Buy one medium pizza & get a 2nd one at 1/2 price!
(excludes our specialty pizzas)
We’re located next to the Chevron in Port Ludlow.
WE DELIVER! 437-8200
P.O. Box 65077 • Port Ludlow, WA 98365
The mission of Mailed at no charge to residents having mail delivered by local postal carriers.
the Port Lud- Homeowners receiving mail at out-of-area addresses (including Snowbirds): $6 per year.
low Voice is to All other subscribers: $15 per year
inform its read- Direct all subscription inquiries to:
ers of events and Finance and Subscription Manager: Sally Grything 437-2065 email@example.com
activities within Direct all advertising inquiries to the following:
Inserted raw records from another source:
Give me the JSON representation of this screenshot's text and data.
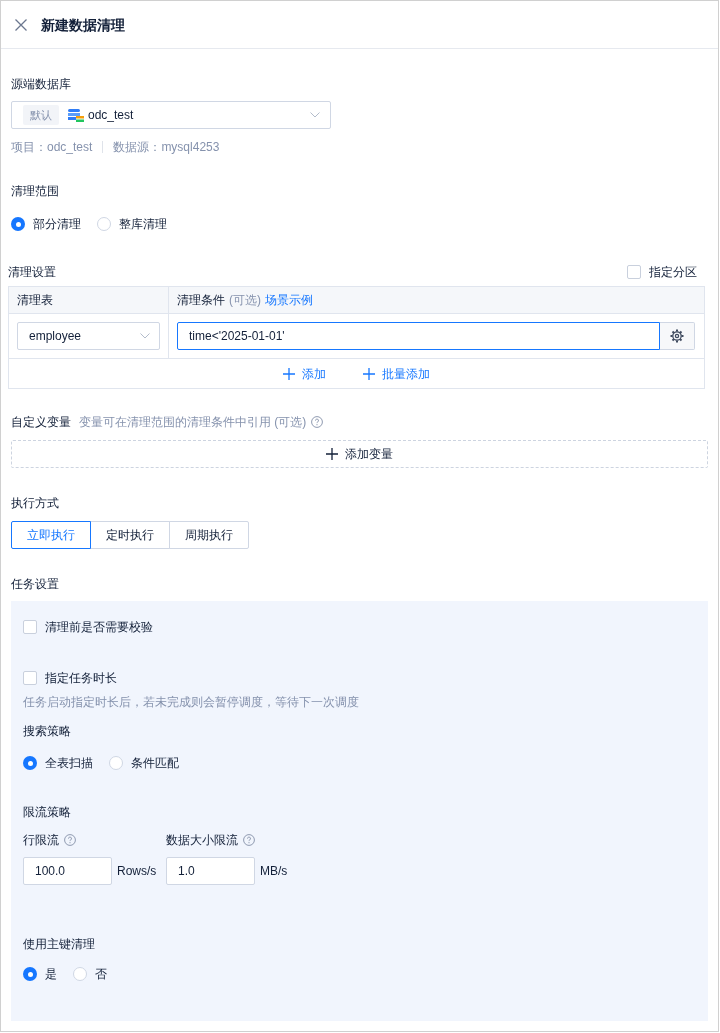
{
  "header": {
    "title": "新建数据清理"
  },
  "source_database": {
    "label": "源端数据库",
    "tag": "默认",
    "value": "odc_test",
    "project": "项目：odc_test",
    "datasource": "数据源：mysql4253"
  },
  "cleanup_scope": {
    "label": "清理范围",
    "options": [
      {
        "label": "部分清理",
        "selected": true
      },
      {
        "label": "整库清理",
        "selected": false
      }
    ]
  },
  "cleanup_settings": {
    "label": "清理设置",
    "partition": {
      "label": "指定分区",
      "checked": false
    },
    "columns": [
      {
        "label": "清理表"
      },
      {
        "label": "清理条件",
        "hint": "(可选)",
        "link": "场景示例"
      }
    ],
    "rows": [
      {
        "table": "employee",
        "condition": "time<'2025-01-01'"
      }
    ],
    "actions": [
      "添加",
      "批量添加"
    ]
  },
  "custom_variables": {
    "label": "自定义变量",
    "hint": "变量可在清理范围的清理条件中引用 (可选)",
    "add_button": "添加变量"
  },
  "execution_mode": {
    "label": "执行方式",
    "options": [
      {
        "label": "立即执行",
        "selected": true
      },
      {
        "label": "定时执行",
        "selected": false
      },
      {
        "label": "周期执行",
        "selected": false
      }
    ]
  },
  "task_settings": {
    "label": "任务设置",
    "checkboxes": [
      {
        "label": "清理前是否需要校验",
        "checked": false
      },
      {
        "label": "指定任务时长",
        "checked": false,
        "hint": "任务启动指定时长后，若未完成则会暂停调度，等待下一次调度"
      }
    ],
    "search_strategy": {
      "label": "搜索策略",
      "options": [
        {
          "label": "全表扫描",
          "selected": true
        },
        {
          "label": "条件匹配",
          "selected": false
        }
      ]
    },
    "rate_limit": {
      "label": "限流策略",
      "fields": [
        {
          "label": "行限流",
          "value": "100.0",
          "unit": "Rows/s"
        },
        {
          "label": "数据大小限流",
          "value": "1.0",
          "unit": "MB/s"
        }
      ]
    },
    "primary_key": {
      "label": "使用主键清理",
      "options": [
        {
          "label": "是",
          "selected": true
        },
        {
          "label": "否",
          "selected": false
        }
      ]
    }
  }
}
the Village, and in Classified Advertising Manager: Barrie Gustin 437-8025 firstname.lastname@example.org
close proximity to Classified Advertising Assistant Manager: Vallery Durling 437-2861 email@example.com
the Village. Display Advertising Manager: Kathy Snider 437-9165 firstname.lastname@example.org
Display Advertising Assistants: Karen Jones email@example.com
We will print Editorial Staff
news articles that Co-editors in Chief: Beverly Browne 437-8099 firstname.lastname@example.org
directly affect our Kay Standish 437-7789 email@example.com
residents. Copy Editors: Ken Cheney 437-0685 firstname.lastname@example.org
Barbara Wagner-Jauregg 437-9726 email@example.com
The Voice will not Bay Club Co-editors: Janet Force 437-0419 firstname.lastname@example.org
take an editorial Judy Thomas 437-7906 email@example.com
position, but will, Beach Club Editor: Barbara Berthiaume 437-0423 firstname.lastname@example.org
however, print Arts and Entertainment Editor: Beverly Rothenborg 437-0505 email@example.com
any issue that is Arts and Entertainment Assistant: Linda Karp 437-0175 firstname.lastname@example.org
presented as an Eating Around Editor: Marti Duncan 437-8158 email@example.com
Regularly Scheduled Activities Editor: Kathie Bomke 437-4086 firstname.lastname@example.org
item of news.
Eline Lybarger 437-7701 email@example.com
Barbara Wagner-Jauregg 437-9726 firstname.lastname@example.org • Jen Portz 437-0479 email@example.com
Production Manager: Mary Ronen 437-0268 firstname.lastname@example.org
Distribution Manager: Robert Azen 437-9677 email@example.com
Photographers: Marti Duncan 437-8158 firstname.lastname@example.org
Peggy Lee Flentie 437-2702 email@example.com
This issue proofread by: Nancy Green, Russ Henry, Lisa Olsen and Mary Small
Published monthly by an all-volunteer staff.
Your input is encouraged. Submit your special events and news items to the Beach or Bay Club Editor
no later than the 10th of the month preceding date of issue.
PORT LUDLOW VOICE Presorted
P. O. Box 65077
ECRWSS U.S. Postage
PORT LUDLOW, WA 98365 Paid
Permit NO. 14
Port Ludlow, WA Port Hadlock, WA
Deadline is always the 10th of the month for articles.